“We generally model what we are asked to model. There is a dialogue in which policy teams discuss with the modelers what they need to inform their policy.“
Might this remit mean leaving out just-as-plausible, quite-important scenarios that would not require lockdown?
“Decision-makers are generally only interested in situations where decisions have to be made.“
Note how careful he is to stay vague on whether any of the various scenarios in the Sage document are likely or even plausible. What happened to the original system of presenting a ‘reasonable worst-case scenario’ together with a central scenario? And what’s the point of modeling if it doesn’t say how likely any of these scenarios are?

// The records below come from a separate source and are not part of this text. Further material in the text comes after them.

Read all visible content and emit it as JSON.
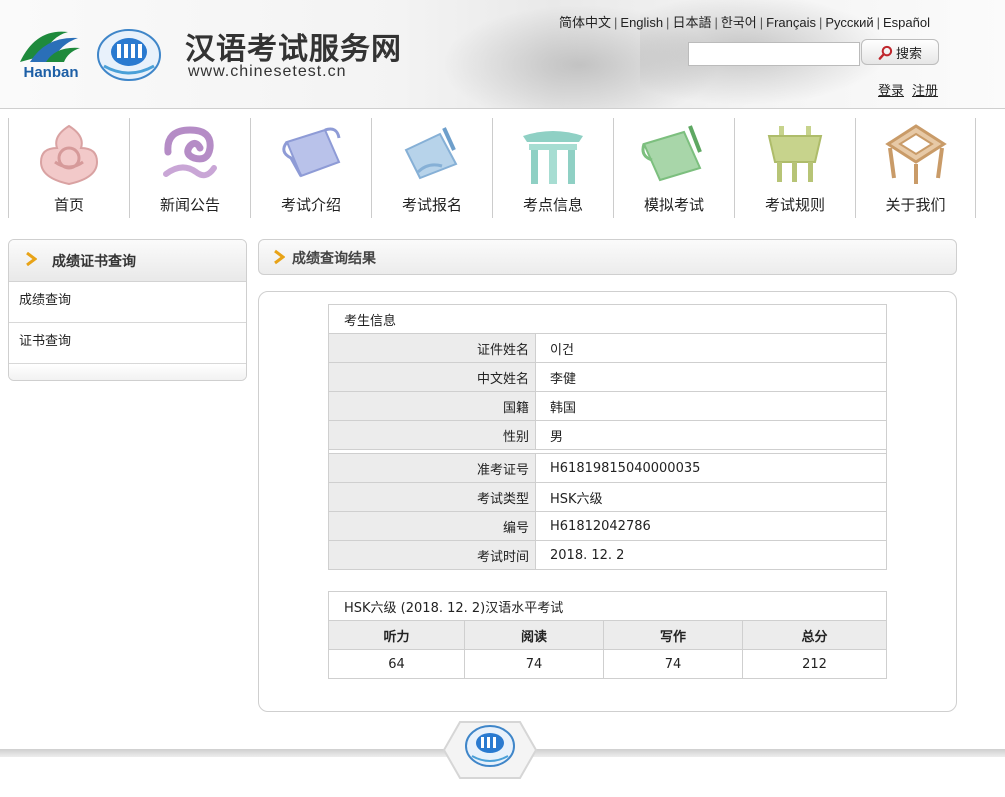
{
  "header": {
    "logo_text": "Hanban",
    "title": "汉语考试服务网",
    "url": "www.chinesetest.cn",
    "languages": [
      "简体中文",
      "English",
      "日本語",
      "한국어",
      "Français",
      "Русский",
      "Español"
    ],
    "search_placeholder": "",
    "search_label": "搜索",
    "login": "登录",
    "register": "注册"
  },
  "nav": {
    "items": [
      "首页",
      "新闻公告",
      "考试介绍",
      "考试报名",
      "考点信息",
      "模拟考试",
      "考试规则",
      "关于我们"
    ]
  },
  "sidebar": {
    "title": "成绩证书查询",
    "items": [
      "成绩查询",
      "证书查询"
    ]
  },
  "main": {
    "title": "成绩查询结果",
    "info_caption": "考生信息",
    "personal": [
      {
        "label": "证件姓名",
        "value": "이건"
      },
      {
        "label": "中文姓名",
        "value": "李健"
      },
      {
        "label": "国籍",
        "value": "韩国"
      },
      {
        "label": "性别",
        "value": "男"
      }
    ],
    "exam": [
      {
        "label": "准考证号",
        "value": "H61819815040000035"
      },
      {
        "label": "考试类型",
        "value": "HSK六级"
      },
      {
        "label": "编号",
        "value": "H61812042786"
      },
      {
        "label": "考试时间",
        "value": "2018. 12. 2"
      }
    ],
    "score_caption": "HSK六级 (2018. 12. 2)汉语水平考试",
    "score_headers": [
      "听力",
      "阅读",
      "写作",
      "总分"
    ],
    "score_values": [
      "64",
      "74",
      "74",
      "212"
    ]
  },
  "colors": {
    "accent_arrow": "#e8a317",
    "border": "#cfcfcf",
    "label_bg": "#ececec"
  }
}
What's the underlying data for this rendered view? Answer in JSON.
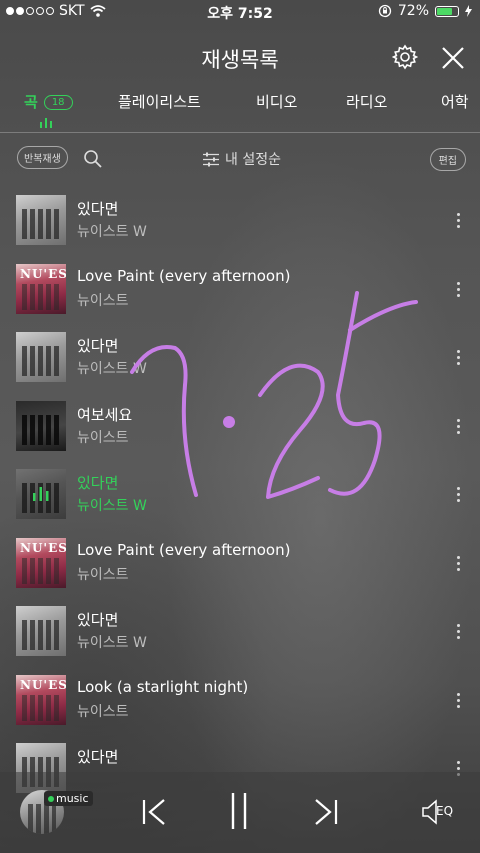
{
  "status": {
    "carrier": "SKT",
    "time": "오후 7:52",
    "battery": "72%"
  },
  "header": {
    "title": "재생목록"
  },
  "tabs": [
    {
      "label": "곡",
      "badge": "18",
      "active": true
    },
    {
      "label": "플레이리스트"
    },
    {
      "label": "비디오"
    },
    {
      "label": "라디오"
    },
    {
      "label": "어학"
    }
  ],
  "toolbar": {
    "repeat_label": "반복재생",
    "sort_label": "내 설정순",
    "edit_label": "편집"
  },
  "songs": [
    {
      "title": "있다면",
      "artist": "뉴이스트 W"
    },
    {
      "title": "Love Paint (every afternoon)",
      "artist": "뉴이스트"
    },
    {
      "title": "있다면",
      "artist": "뉴이스트 W"
    },
    {
      "title": "여보세요",
      "artist": "뉴이스트"
    },
    {
      "title": "있다면",
      "artist": "뉴이스트 W",
      "playing": true
    },
    {
      "title": "Love Paint (every afternoon)",
      "artist": "뉴이스트"
    },
    {
      "title": "있다면",
      "artist": "뉴이스트 W"
    },
    {
      "title": "Look (a starlight night)",
      "artist": "뉴이스트"
    },
    {
      "title": "있다면",
      "artist": ""
    }
  ],
  "album_art_text": "NU'EST",
  "player": {
    "badge": "music",
    "eq_label": "EQ"
  },
  "colors": {
    "accent": "#34d15a",
    "scribble": "#c77ee6"
  }
}
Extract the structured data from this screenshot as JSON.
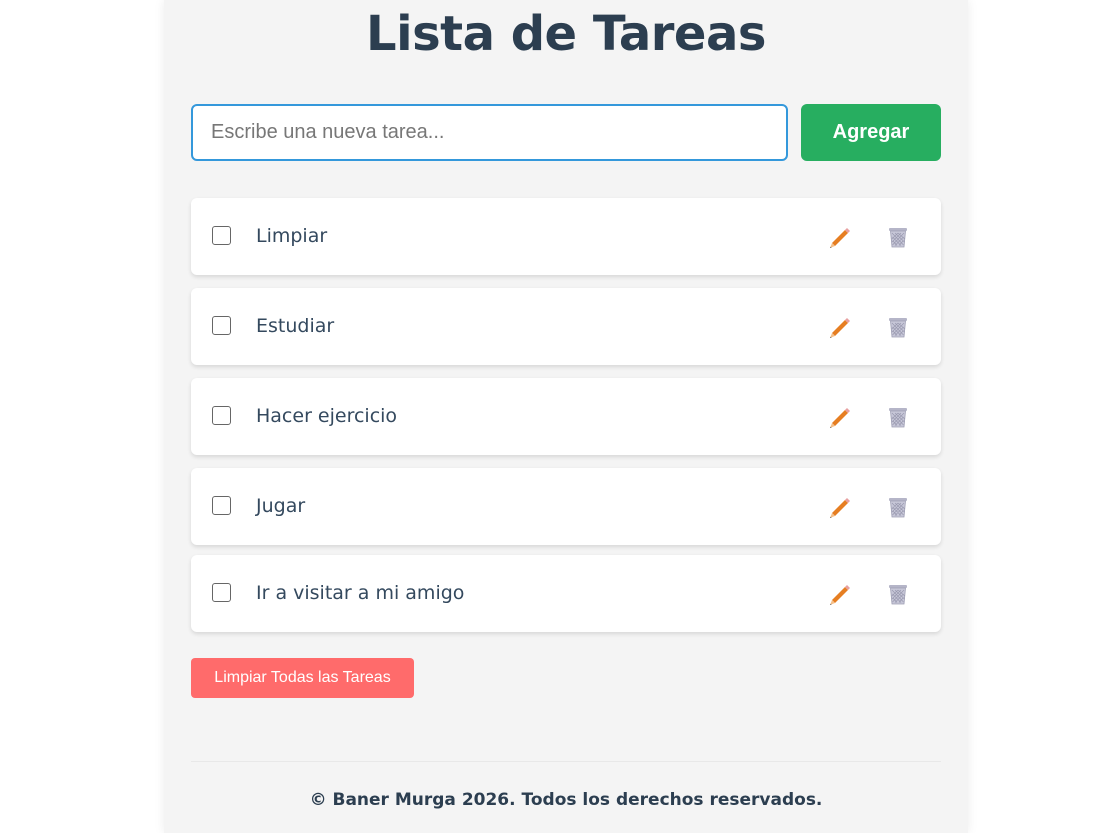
{
  "app": {
    "title": "Lista de Tareas"
  },
  "input": {
    "value": "",
    "placeholder": "Escribe una nueva tarea...",
    "add_label": "Agregar"
  },
  "tasks": [
    {
      "text": "Limpiar",
      "done": false
    },
    {
      "text": "Estudiar",
      "done": false
    },
    {
      "text": "Hacer ejercicio",
      "done": false
    },
    {
      "text": "Jugar",
      "done": false
    },
    {
      "text": "Ir a visitar a mi amigo",
      "done": false
    }
  ],
  "icons": {
    "edit": "pencil-icon",
    "delete": "wastebasket-icon"
  },
  "actions": {
    "clear_all_label": "Limpiar Todas las Tareas"
  },
  "footer": {
    "text": "© Baner Murga 2026. Todos los derechos reservados."
  },
  "colors": {
    "title": "#2c3e50",
    "input_border": "#3498db",
    "add_button": "#27ae60",
    "clear_button": "#ff6b6b",
    "edit_icon": "#e67e22",
    "delete_icon": "#a9a9c0"
  }
}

From what Professor Medley says, it’s unclear that the most-likely scenario is even being presented to ministers this time around. So how are they supposed to make good decisions? I highly doubt that Sajid Javid is only asking to churn out models that make the case for lockdown. That instruction, if it is being issued, will have come from somewhere else.
Professor Robert Dingwall, until recently a JCVI expert, has said that Medley’s candor reveals ‘a fundamental problem of scientific ethics in Sage’ — ie, a hardwired negativity bias. ‘The unquestioning response to the brief is very like that of SPI-B’s behavioral scientists,’ he says and suggests that the Covid inquiry looks into all this.